Glassblowing developed in the Syro-Palestinian region in the early first century B.C. and came to Rome with craftsmen and slaves after the area's annexation to the Roman world in 64 B.C. The new technology revolutionized the Roman glass industry, stimulating an enormous increase in the range of shapes and designs that could be produced. Glassworker's were no longer bound by the technical restrictions of the casting process. Blowing allowed for unparalleled versatility and speed of manufacture.
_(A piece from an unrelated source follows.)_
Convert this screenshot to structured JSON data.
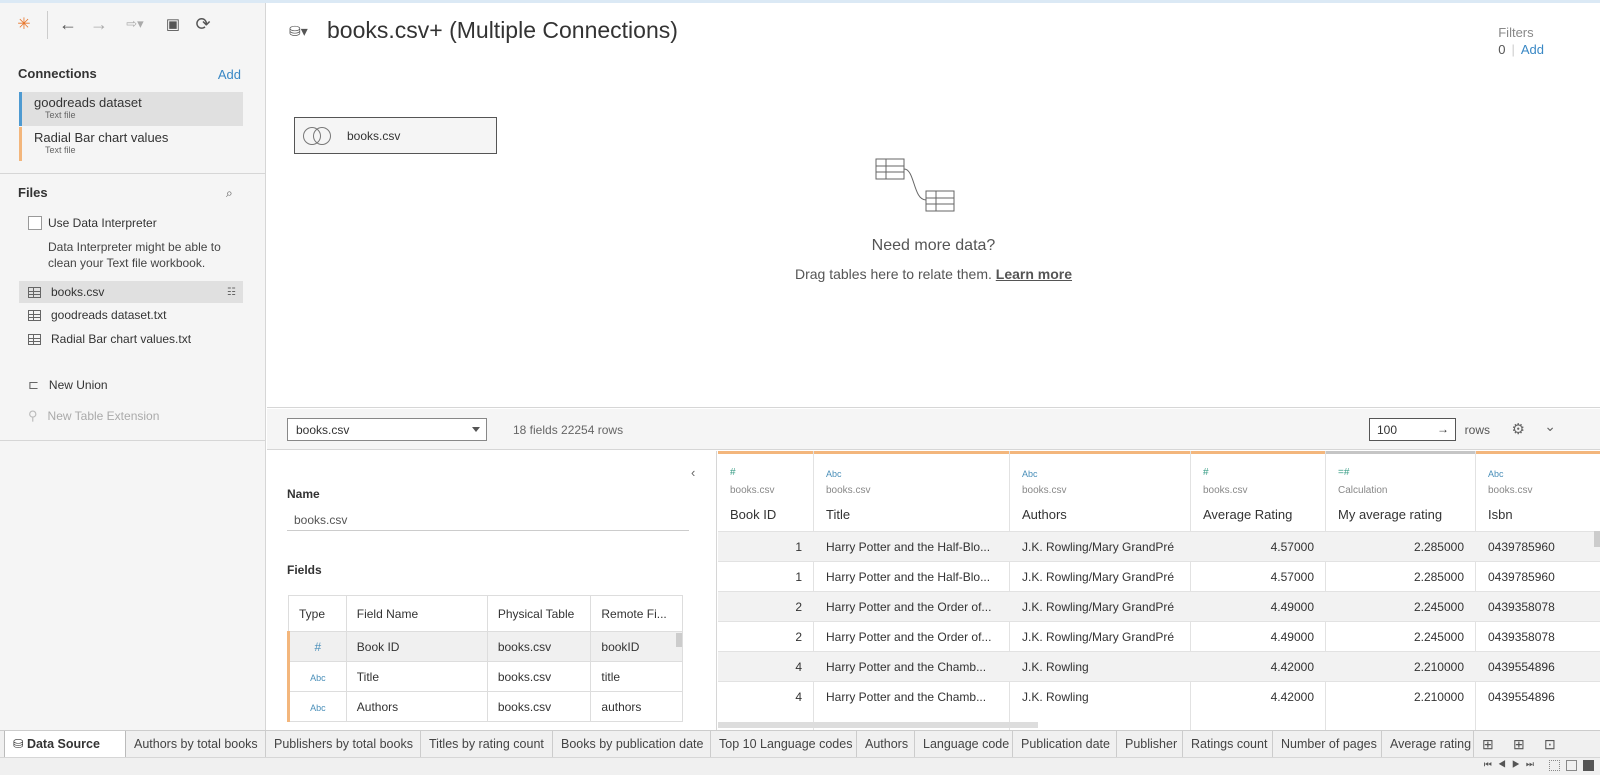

These advantages spurred an evolution of style, form and experimentation, leading craftsmen to create unique shapes; examples of which include flasks and bottles shaped like human heads, fruits and animals.
During the later Roman period, particularly In the Eastern Mediterranean, we see the widespread use of trailing glass as decoration, this was often coloured to contrast with the body of the vessel.
Roman glass antiquities are some of the most collectable artefacts available and look spectacular when displayed in a lit cabinet.
Condition: Fine (see photos)
Provenance: Ex. private collection, UK; acquired at UK auction.